One of the leading jazz guitarists of the modern era, Jim Hall, during the 50th annual Monterey Jazz Festival died early Tuesday at age 83.
One of the leading jazz guitarists of the modern era, Jim Hall, during the 50th annual Monterey Jazz Festival died early Tuesday at age 83. (Associated Press )

NEW YORK -- Jim Hall, a jazz guitarist who for more than 50 years was admired by critics, aficionados and especially his fellow musicians for his impeccable technique and the warmth and subtlety of his playing, died Tuesday at his home in Greenwich Village. He was 83.

The cause was heart failure, his wife, Jane, said.

The list of important musicians with whom Hall worked was enough to earn him a place in jazz history. It includes the pianist Bill Evans, with whom he recorded two acclaimed duet albums, and the singer Ella Fitzgerald, as well as the saxophonists Sonny Rollins and Paul Desmond, the drummer Chico Hamilton and the bassist Ron Carter, his frequent partner in a duo.

But with his distinctive touch, his inviting sound and his finely developed sense of melody, Hall made it clear early in his career that he was an important musician in his own right.

He was an influential one as well. Pat Metheny, Bill Frisell and John Scofield are among the numerous younger guitarists who acknowledge him as an inspiration. Hall worked at various times with all three.

James Stanley Hall was born Dec. 4, 1930, in Buffalo to Stanley and the former Louella Cowles, and spent most of his early years in Cleveland. He started guitar at age 10 and began playing professionally in his teens.

Like most of his guitar-playing peers, he was influenced by the first two great jazz guitar soloists: Charlie Christian, best known for his work with Benny Goodman, and the Belgian Gypsy Django Reinhardt.

While studying music theory at the Cleveland Institute of Music, he played guitar on weekends "but wasn't all that involved in jazz," he said in an interview found on his website. His plan was to become a composer and teach on the side.
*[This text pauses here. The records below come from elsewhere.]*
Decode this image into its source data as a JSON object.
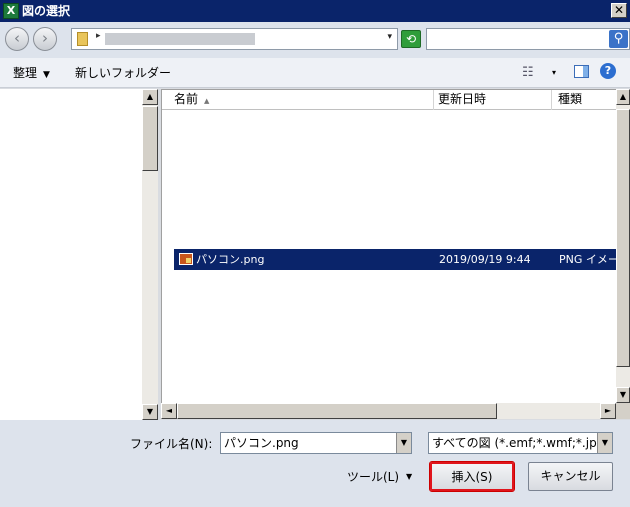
{
  "window": {
    "title": "図の選択",
    "app_icon": "X",
    "close_glyph": "✕"
  },
  "nav": {
    "back_glyph": "‹",
    "forward_glyph": "›",
    "addr_caret": "▸",
    "addr_dd": "▾",
    "refresh_glyph": "⟲",
    "search_glyph": "⚲"
  },
  "toolbar": {
    "organize": "整理",
    "organize_caret": "▼",
    "new_folder": "新しいフォルダー",
    "view_glyph": "☷",
    "view_caret": "▾",
    "help": "?"
  },
  "list": {
    "headers": {
      "name": "名前",
      "name_sort": "▲",
      "date": "更新日時",
      "type": "種類"
    },
    "rows": [
      {
        "name": "パソコン.png",
        "date": "2019/09/19 9:44",
        "type": "PNG イメージ",
        "selected": true
      }
    ]
  },
  "scroll": {
    "up": "▲",
    "down": "▼",
    "left": "◄",
    "right": "►"
  },
  "bottom": {
    "filename_label": "ファイル名(N):",
    "filename_value": "パソコン.png",
    "dd": "▼",
    "filetype_value": "すべての図 (*.emf;*.wmf;*.jpg",
    "tools": "ツール(L)",
    "tools_caret": "▼",
    "insert": "挿入(S)",
    "cancel": "キャンセル"
  },
  "colors": {
    "title_bg": "#0a246a",
    "selection_bg": "#0a246a",
    "highlight_border": "#e0151c"
  }
}
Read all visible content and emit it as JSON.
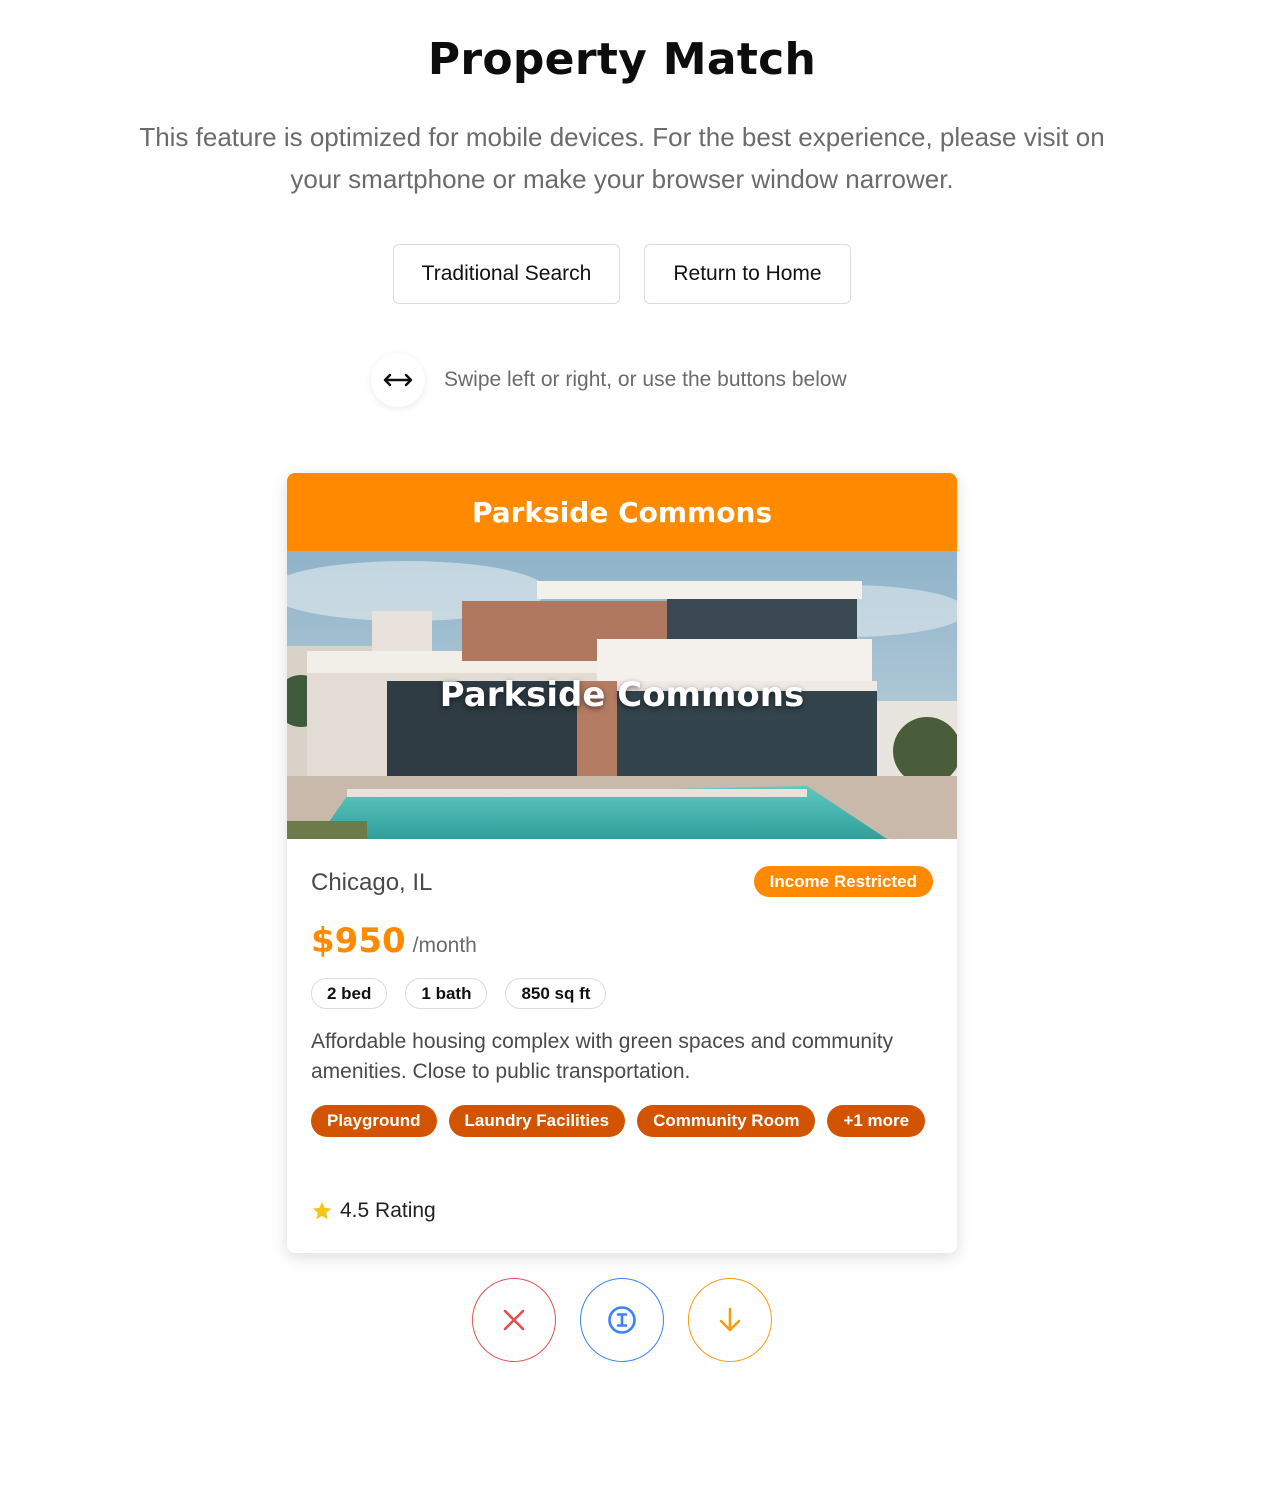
{
  "header": {
    "title": "Property Match",
    "subtitle": "This feature is optimized for mobile devices. For the best experience, please visit on your smartphone or make your browser window narrower."
  },
  "nav": {
    "traditional_search": "Traditional Search",
    "return_home": "Return to Home"
  },
  "hint": {
    "icon": "swipe-arrows-icon",
    "text": "Swipe left or right, or use the buttons below"
  },
  "card": {
    "header_title": "Parkside Commons",
    "image_title": "Parkside Commons",
    "location": "Chicago, IL",
    "badge": "Income Restricted",
    "price": "$950",
    "price_unit": "/month",
    "specs": [
      "2 bed",
      "1 bath",
      "850 sq ft"
    ],
    "description": "Affordable housing complex with green spaces and community amenities. Close to public transportation.",
    "amenities": [
      "Playground",
      "Laundry Facilities",
      "Community Room",
      "+1 more"
    ],
    "rating": "4.5 Rating"
  },
  "actions": [
    {
      "name": "reject",
      "icon": "close-icon",
      "color": "#e05252"
    },
    {
      "name": "info",
      "icon": "info-icon",
      "color": "#3b82f6"
    },
    {
      "name": "save",
      "icon": "arrow-down-icon",
      "color": "#f59e0b"
    }
  ],
  "colors": {
    "accent": "#ff8a00",
    "amenity": "#d35400"
  }
}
But shortly after he graduated in 1955 and began studying for a master's degree at the institute, that plan changed. "I had to try being a guitarist or else it would trouble me for the rest of my life," he said.

Moving to Los Angeles, where he studied classical guitar, he became a charter member of the Chico Hamilton Quintet, one of the first and most successful exemplars of the soft-spoken style known as cool jazz. (Hamilton died last month.) He then worked with the clarinetist, saxophonist and composer Jimmy Giuffre.

Hall attracted further attention in the early 1960s when Sonny Rollins, a major star returning to music after a long hiatus, chose him to be in his new quartet.